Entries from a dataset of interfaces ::
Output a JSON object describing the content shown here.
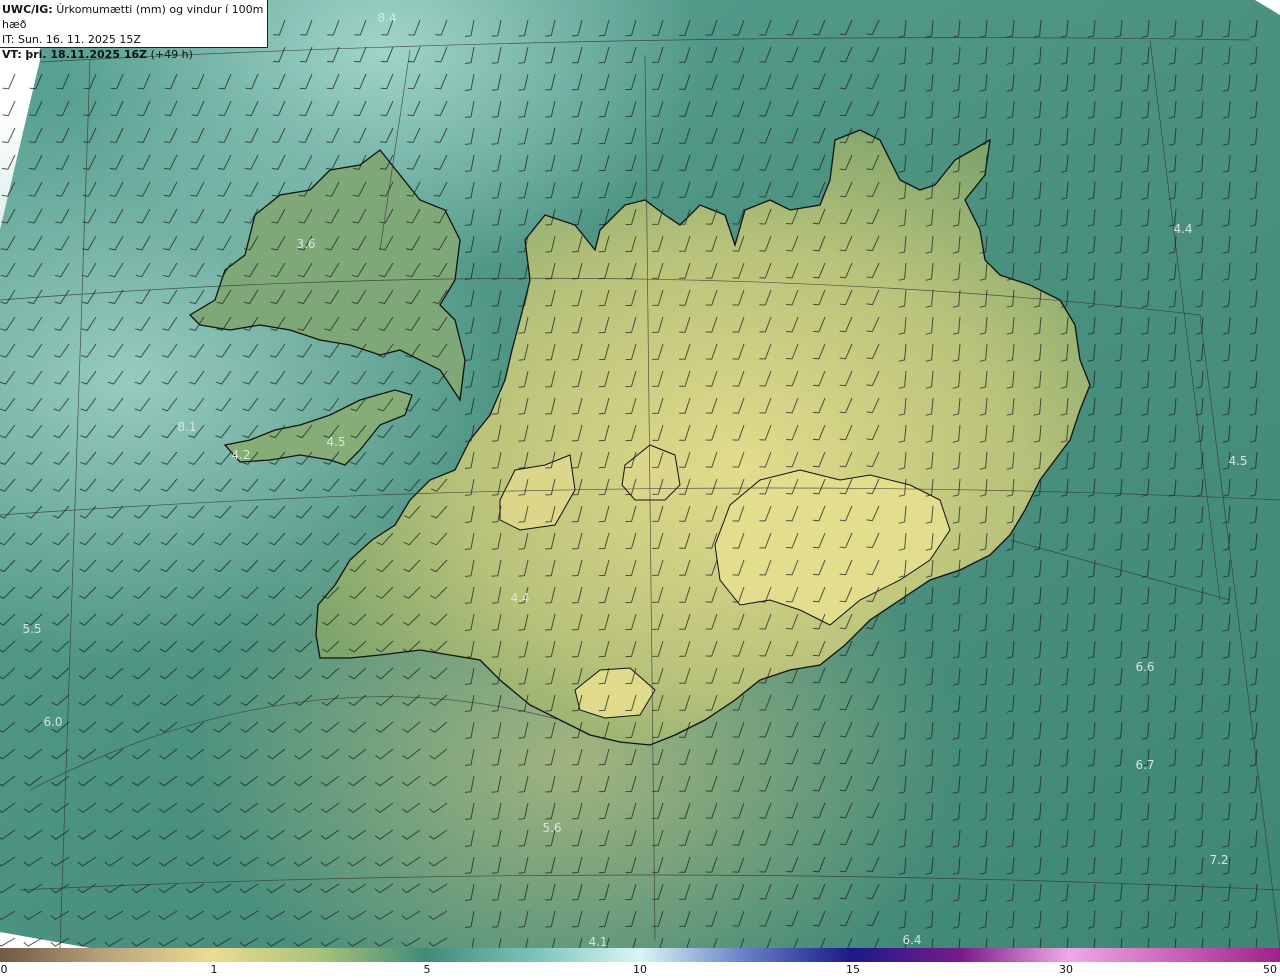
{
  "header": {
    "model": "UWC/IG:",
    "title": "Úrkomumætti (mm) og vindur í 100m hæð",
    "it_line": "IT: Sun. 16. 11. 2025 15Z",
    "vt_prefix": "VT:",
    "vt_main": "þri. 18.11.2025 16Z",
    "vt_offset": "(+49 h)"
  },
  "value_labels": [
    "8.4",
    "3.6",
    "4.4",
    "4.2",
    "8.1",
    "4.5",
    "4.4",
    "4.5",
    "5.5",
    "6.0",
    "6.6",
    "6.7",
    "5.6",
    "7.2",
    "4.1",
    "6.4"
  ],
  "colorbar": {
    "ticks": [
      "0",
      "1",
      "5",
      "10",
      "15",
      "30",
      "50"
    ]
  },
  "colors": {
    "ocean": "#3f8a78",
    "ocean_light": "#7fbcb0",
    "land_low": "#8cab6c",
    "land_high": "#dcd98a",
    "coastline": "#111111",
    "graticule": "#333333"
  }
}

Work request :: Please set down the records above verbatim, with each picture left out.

Solution for this exercise ::
Output a JSON object describing the content shown here.
{
  "header": {
    "model": "UWC/IG:",
    "title": "Úrkomumætti (mm) og vindur í 100m hæð",
    "it_line": "IT: Sun. 16. 11. 2025 15Z",
    "vt_prefix": "VT:",
    "vt_main": "þri. 18.11.2025 16Z",
    "vt_offset": "(+49 h)"
  },
  "value_labels": [
    "8.4",
    "3.6",
    "4.4",
    "4.2",
    "8.1",
    "4.5",
    "4.4",
    "4.5",
    "5.5",
    "6.0",
    "6.6",
    "6.7",
    "5.6",
    "7.2",
    "4.1",
    "6.4"
  ],
  "colorbar": {
    "ticks": [
      "0",
      "1",
      "5",
      "10",
      "15",
      "30",
      "50"
    ]
  },
  "colors": {
    "ocean": "#3f8a78",
    "ocean_light": "#7fbcb0",
    "land_low": "#8cab6c",
    "land_high": "#dcd98a",
    "coastline": "#111111",
    "graticule": "#333333"
  }
}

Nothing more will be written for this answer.